The research, led by environmental consultancy Ocean Wise, highlights the role that textiles, laundry and wastewater discharge has in the contamination of the world’s oceans
A comprehensive synthetic fibres study within the Arctic ocean has found the material makes up approximately 92% of microplastic pollution found in near-surface seawater samples.
Led by environmental consultancy Ocean Wise, it also found that about 73% of those fibres are polyester and resemble fibres used in clothing and textiles.
These findings, and others, are detailed in a scientific paper published in the international scientific journal Nature Communications.
Dr Peter Ross, a special advisor to Ocean Wise, a professor at the University of British Columbia and the lead author of the study, said: “The Arctic ocean, while distant to many of us, has long provided food and a way of life for Inuit communities.
“The study again underscores the vulnerability of the Arctic to environmental change and to pollutants transported from the south.
It also provides important baseline data that will guide policymakers in mitigation of microplastic pollution in the world’s oceans, with synthetic fibres emerging as a priority.”
Ocean Wise microplastic synthetic fibres ‘most comprehensive study’ ever undertaken in the Arctic
The research, led by Ocean Wise and enabled through collaborative support from Fisheries and Oceans Canada, represents the most comprehensive study of Arctic microplastics ever undertaken.
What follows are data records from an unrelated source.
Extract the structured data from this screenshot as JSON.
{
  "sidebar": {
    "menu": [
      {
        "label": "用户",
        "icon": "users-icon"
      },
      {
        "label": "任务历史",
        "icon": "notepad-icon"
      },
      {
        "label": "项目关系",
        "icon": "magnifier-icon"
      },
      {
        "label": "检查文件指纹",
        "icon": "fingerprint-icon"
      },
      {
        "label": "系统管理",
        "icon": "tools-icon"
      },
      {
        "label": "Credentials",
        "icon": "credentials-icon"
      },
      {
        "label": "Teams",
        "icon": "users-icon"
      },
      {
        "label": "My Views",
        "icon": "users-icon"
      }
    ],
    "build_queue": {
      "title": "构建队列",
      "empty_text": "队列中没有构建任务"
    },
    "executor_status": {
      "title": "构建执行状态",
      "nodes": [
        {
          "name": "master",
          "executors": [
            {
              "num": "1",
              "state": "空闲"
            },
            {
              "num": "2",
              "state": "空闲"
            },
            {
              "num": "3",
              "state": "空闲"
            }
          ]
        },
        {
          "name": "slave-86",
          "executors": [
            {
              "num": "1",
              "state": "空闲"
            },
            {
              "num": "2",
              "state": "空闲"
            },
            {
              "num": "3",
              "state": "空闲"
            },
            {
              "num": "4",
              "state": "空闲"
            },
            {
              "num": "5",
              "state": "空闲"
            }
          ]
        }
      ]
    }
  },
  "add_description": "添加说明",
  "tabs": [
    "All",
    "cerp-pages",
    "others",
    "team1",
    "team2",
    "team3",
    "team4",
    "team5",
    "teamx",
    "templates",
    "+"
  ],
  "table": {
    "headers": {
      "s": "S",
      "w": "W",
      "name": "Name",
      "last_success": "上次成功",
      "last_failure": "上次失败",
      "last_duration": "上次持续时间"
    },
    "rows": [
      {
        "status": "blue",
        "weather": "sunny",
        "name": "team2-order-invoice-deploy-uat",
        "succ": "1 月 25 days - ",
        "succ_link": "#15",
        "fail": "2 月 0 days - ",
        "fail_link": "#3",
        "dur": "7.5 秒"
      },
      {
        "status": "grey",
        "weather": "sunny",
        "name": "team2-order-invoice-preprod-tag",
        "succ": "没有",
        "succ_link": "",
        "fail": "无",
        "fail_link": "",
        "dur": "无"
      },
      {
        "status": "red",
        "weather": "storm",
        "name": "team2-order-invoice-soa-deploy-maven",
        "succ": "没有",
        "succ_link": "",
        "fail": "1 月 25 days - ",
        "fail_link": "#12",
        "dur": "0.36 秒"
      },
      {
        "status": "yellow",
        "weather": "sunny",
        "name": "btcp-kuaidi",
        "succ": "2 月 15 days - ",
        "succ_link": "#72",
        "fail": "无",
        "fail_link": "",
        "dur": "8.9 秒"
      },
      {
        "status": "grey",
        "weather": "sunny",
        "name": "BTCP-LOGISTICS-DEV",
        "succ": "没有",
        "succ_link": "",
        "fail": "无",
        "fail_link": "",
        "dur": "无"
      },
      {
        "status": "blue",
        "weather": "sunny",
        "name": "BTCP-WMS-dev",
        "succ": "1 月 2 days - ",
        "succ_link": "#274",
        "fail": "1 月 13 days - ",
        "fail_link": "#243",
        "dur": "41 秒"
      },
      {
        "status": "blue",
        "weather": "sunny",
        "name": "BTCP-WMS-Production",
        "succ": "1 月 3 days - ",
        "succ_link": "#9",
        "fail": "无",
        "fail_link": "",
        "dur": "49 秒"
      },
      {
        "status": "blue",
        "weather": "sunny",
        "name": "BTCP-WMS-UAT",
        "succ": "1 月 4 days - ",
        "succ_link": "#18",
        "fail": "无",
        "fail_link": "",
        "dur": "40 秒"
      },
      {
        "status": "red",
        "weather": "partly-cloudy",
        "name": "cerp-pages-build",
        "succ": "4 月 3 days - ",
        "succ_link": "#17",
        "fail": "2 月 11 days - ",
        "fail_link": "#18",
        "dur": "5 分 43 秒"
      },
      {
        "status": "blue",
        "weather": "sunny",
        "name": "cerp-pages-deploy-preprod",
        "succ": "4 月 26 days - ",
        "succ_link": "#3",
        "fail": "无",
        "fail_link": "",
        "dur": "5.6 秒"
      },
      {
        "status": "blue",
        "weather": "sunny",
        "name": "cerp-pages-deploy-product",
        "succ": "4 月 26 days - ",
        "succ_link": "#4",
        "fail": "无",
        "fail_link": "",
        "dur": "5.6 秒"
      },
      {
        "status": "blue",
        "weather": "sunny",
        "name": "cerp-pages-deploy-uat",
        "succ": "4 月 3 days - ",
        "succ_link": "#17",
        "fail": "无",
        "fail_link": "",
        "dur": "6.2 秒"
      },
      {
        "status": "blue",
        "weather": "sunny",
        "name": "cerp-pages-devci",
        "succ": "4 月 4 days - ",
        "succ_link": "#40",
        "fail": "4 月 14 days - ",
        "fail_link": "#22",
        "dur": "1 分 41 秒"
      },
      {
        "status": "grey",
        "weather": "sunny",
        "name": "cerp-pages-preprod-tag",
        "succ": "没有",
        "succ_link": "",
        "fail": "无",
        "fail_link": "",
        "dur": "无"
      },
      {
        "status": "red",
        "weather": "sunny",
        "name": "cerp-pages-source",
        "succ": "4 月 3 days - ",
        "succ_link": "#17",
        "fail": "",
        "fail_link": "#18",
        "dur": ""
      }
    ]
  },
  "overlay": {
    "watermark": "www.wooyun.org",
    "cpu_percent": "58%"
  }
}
Ocean Wise analysed samples from 71 locations across the European and North American Arctic, including the North Pole.
The consultancy also looked at water samples up to a depth of 1,015 metres at six sites in the Beaufort Sea.
Based on this, the authors calculated the average concentration of microplastics to be around 40 microplastic particles per cubic metre.
They also observed almost three times more microplastic particles in the eastern Arctic compared to the western Arctic, suggesting that new polyester fibres are being delivered to the eastern Arctic Ocean by currents from the Atlantic.
The research highlights the role that textiles, laundry and wastewater discharge has in the contamination of the world’s oceans.
Dr Anna Posacka, the co-author of the study and research manager of the Ocean Wise Plastics Lab, said: “Ocean Wise continues to be at the forefront of solution-oriented ocean microplastic research in partnership with the apparel and retail sectors, government agencies, and the Arctic Inuit and Inuvialuit communities.
“Reducing fibre releases from textiles represents a significant opportunity to curb marine microfibre pollution.
“And together with Ocean Wise’s Microfiber Partnership, some forward-looking companies and initiatives are looking for ways to address this problem.”